**ASSIGNMENT:** Each entry must be duplicated precisely, with nothing left out.

(Recorded data)
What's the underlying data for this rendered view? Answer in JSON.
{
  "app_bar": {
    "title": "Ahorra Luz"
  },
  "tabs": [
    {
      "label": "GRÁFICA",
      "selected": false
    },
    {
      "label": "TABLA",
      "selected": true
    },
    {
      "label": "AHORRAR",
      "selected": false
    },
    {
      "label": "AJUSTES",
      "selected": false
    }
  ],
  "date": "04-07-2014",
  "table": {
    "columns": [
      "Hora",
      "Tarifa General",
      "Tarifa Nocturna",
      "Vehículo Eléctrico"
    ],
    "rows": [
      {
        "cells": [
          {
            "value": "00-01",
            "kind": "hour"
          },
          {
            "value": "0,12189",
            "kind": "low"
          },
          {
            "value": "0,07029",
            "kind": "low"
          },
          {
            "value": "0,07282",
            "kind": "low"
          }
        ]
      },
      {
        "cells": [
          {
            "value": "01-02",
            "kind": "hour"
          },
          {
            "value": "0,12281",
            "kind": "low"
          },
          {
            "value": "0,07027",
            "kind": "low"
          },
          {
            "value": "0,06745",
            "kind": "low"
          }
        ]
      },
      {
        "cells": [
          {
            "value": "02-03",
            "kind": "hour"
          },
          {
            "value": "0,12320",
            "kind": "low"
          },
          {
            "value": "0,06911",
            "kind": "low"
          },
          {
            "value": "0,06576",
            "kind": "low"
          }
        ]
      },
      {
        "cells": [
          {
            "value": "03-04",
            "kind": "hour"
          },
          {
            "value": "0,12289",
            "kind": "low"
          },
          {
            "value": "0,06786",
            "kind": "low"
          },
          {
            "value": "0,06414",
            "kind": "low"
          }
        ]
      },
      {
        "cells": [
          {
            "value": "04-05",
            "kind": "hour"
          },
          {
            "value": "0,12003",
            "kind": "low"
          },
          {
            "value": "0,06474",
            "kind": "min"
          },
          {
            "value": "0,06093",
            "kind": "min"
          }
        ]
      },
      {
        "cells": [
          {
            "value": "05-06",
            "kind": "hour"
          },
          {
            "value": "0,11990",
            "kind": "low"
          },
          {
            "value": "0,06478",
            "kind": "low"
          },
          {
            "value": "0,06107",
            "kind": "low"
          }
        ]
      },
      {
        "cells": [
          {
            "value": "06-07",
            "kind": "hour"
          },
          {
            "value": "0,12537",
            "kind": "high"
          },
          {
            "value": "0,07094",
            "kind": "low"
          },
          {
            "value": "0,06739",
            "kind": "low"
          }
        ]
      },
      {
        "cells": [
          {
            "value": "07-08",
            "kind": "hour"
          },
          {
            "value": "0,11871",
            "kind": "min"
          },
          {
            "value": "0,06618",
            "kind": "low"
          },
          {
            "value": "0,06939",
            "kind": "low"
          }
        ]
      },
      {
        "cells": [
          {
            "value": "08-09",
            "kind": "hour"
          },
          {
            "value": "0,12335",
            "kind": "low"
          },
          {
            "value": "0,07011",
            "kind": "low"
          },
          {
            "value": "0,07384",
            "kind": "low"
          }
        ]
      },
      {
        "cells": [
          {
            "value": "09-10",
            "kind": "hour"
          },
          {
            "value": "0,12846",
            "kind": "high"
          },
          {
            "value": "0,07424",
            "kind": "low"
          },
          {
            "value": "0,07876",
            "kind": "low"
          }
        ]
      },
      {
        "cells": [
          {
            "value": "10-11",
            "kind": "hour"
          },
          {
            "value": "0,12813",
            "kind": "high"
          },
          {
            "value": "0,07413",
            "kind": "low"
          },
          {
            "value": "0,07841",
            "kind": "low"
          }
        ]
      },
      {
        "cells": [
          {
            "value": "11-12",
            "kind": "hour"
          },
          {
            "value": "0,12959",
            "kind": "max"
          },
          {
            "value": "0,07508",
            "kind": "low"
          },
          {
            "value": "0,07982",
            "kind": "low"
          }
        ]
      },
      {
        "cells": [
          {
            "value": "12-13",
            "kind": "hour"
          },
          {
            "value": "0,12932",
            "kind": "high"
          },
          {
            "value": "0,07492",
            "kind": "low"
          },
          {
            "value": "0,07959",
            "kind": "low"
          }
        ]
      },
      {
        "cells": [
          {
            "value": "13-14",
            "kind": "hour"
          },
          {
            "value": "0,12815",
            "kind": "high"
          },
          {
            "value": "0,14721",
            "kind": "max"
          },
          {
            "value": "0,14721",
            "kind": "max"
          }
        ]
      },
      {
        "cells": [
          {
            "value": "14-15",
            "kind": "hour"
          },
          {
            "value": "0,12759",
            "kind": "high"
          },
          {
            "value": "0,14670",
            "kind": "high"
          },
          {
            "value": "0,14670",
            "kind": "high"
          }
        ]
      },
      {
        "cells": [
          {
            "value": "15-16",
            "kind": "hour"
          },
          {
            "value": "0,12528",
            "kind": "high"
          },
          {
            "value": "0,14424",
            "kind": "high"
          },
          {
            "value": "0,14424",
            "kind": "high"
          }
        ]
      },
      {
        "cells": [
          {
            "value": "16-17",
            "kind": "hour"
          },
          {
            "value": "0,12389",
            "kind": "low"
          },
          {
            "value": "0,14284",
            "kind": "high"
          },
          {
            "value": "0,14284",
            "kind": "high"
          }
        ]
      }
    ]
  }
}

**ANSWER TO THIS PROBLEM:**
What's the underlying data for this rendered view? Answer in JSON.
{
  "app_bar": {
    "title": "Ahorra Luz"
  },
  "tabs": [
    {
      "label": "GRÁFICA",
      "selected": false
    },
    {
      "label": "TABLA",
      "selected": true
    },
    {
      "label": "AHORRAR",
      "selected": false
    },
    {
      "label": "AJUSTES",
      "selected": false
    }
  ],
  "date": "04-07-2014",
  "table": {
    "columns": [
      "Hora",
      "Tarifa General",
      "Tarifa Nocturna",
      "Vehículo Eléctrico"
    ],
    "rows": [
      {
        "cells": [
          {
            "value": "00-01",
            "kind": "hour"
          },
          {
            "value": "0,12189",
            "kind": "low"
          },
          {
            "value": "0,07029",
            "kind": "low"
          },
          {
            "value": "0,07282",
            "kind": "low"
          }
        ]
      },
      {
        "cells": [
          {
            "value": "01-02",
            "kind": "hour"
          },
          {
            "value": "0,12281",
            "kind": "low"
          },
          {
            "value": "0,07027",
            "kind": "low"
          },
          {
            "value": "0,06745",
            "kind": "low"
          }
        ]
      },
      {
        "cells": [
          {
            "value": "02-03",
            "kind": "hour"
          },
          {
            "value": "0,12320",
            "kind": "low"
          },
          {
            "value": "0,06911",
            "kind": "low"
          },
          {
            "value": "0,06576",
            "kind": "low"
          }
        ]
      },
      {
        "cells": [
          {
            "value": "03-04",
            "kind": "hour"
          },
          {
            "value": "0,12289",
            "kind": "low"
          },
          {
            "value": "0,06786",
            "kind": "low"
          },
          {
            "value": "0,06414",
            "kind": "low"
          }
        ]
      },
      {
        "cells": [
          {
            "value": "04-05",
            "kind": "hour"
          },
          {
            "value": "0,12003",
            "kind": "low"
          },
          {
            "value": "0,06474",
            "kind": "min"
          },
          {
            "value": "0,06093",
            "kind": "min"
          }
        ]
      },
      {
        "cells": [
          {
            "value": "05-06",
            "kind": "hour"
          },
          {
            "value": "0,11990",
            "kind": "low"
          },
          {
            "value": "0,06478",
            "kind": "low"
          },
          {
            "value": "0,06107",
            "kind": "low"
          }
        ]
      },
      {
        "cells": [
          {
            "value": "06-07",
            "kind": "hour"
          },
          {
            "value": "0,12537",
            "kind": "high"
          },
          {
            "value": "0,07094",
            "kind": "low"
          },
          {
            "value": "0,06739",
            "kind": "low"
          }
        ]
      },
      {
        "cells": [
          {
            "value": "07-08",
            "kind": "hour"
          },
          {
            "value": "0,11871",
            "kind": "min"
          },
          {
            "value": "0,06618",
            "kind": "low"
          },
          {
            "value": "0,06939",
            "kind": "low"
          }
        ]
      },
      {
        "cells": [
          {
            "value": "08-09",
            "kind": "hour"
          },
          {
            "value": "0,12335",
            "kind": "low"
          },
          {
            "value": "0,07011",
            "kind": "low"
          },
          {
            "value": "0,07384",
            "kind": "low"
          }
        ]
      },
      {
        "cells": [
          {
            "value": "09-10",
            "kind": "hour"
          },
          {
            "value": "0,12846",
            "kind": "high"
          },
          {
            "value": "0,07424",
            "kind": "low"
          },
          {
            "value": "0,07876",
            "kind": "low"
          }
        ]
      },
      {
        "cells": [
          {
            "value": "10-11",
            "kind": "hour"
          },
          {
            "value": "0,12813",
            "kind": "high"
          },
          {
            "value": "0,07413",
            "kind": "low"
          },
          {
            "value": "0,07841",
            "kind": "low"
          }
        ]
      },
      {
        "cells": [
          {
            "value": "11-12",
            "kind": "hour"
          },
          {
            "value": "0,12959",
            "kind": "max"
          },
          {
            "value": "0,07508",
            "kind": "low"
          },
          {
            "value": "0,07982",
            "kind": "low"
          }
        ]
      },
      {
        "cells": [
          {
            "value": "12-13",
            "kind": "hour"
          },
          {
            "value": "0,12932",
            "kind": "high"
          },
          {
            "value": "0,07492",
            "kind": "low"
          },
          {
            "value": "0,07959",
            "kind": "low"
          }
        ]
      },
      {
        "cells": [
          {
            "value": "13-14",
            "kind": "hour"
          },
          {
            "value": "0,12815",
            "kind": "high"
          },
          {
            "value": "0,14721",
            "kind": "max"
          },
          {
            "value": "0,14721",
            "kind": "max"
          }
        ]
      },
      {
        "cells": [
          {
            "value": "14-15",
            "kind": "hour"
          },
          {
            "value": "0,12759",
            "kind": "high"
          },
          {
            "value": "0,14670",
            "kind": "high"
          },
          {
            "value": "0,14670",
            "kind": "high"
          }
        ]
      },
      {
        "cells": [
          {
            "value": "15-16",
            "kind": "hour"
          },
          {
            "value": "0,12528",
            "kind": "high"
          },
          {
            "value": "0,14424",
            "kind": "high"
          },
          {
            "value": "0,14424",
            "kind": "high"
          }
        ]
      },
      {
        "cells": [
          {
            "value": "16-17",
            "kind": "hour"
          },
          {
            "value": "0,12389",
            "kind": "low"
          },
          {
            "value": "0,14284",
            "kind": "high"
          },
          {
            "value": "0,14284",
            "kind": "high"
          }
        ]
      }
    ]
  }
}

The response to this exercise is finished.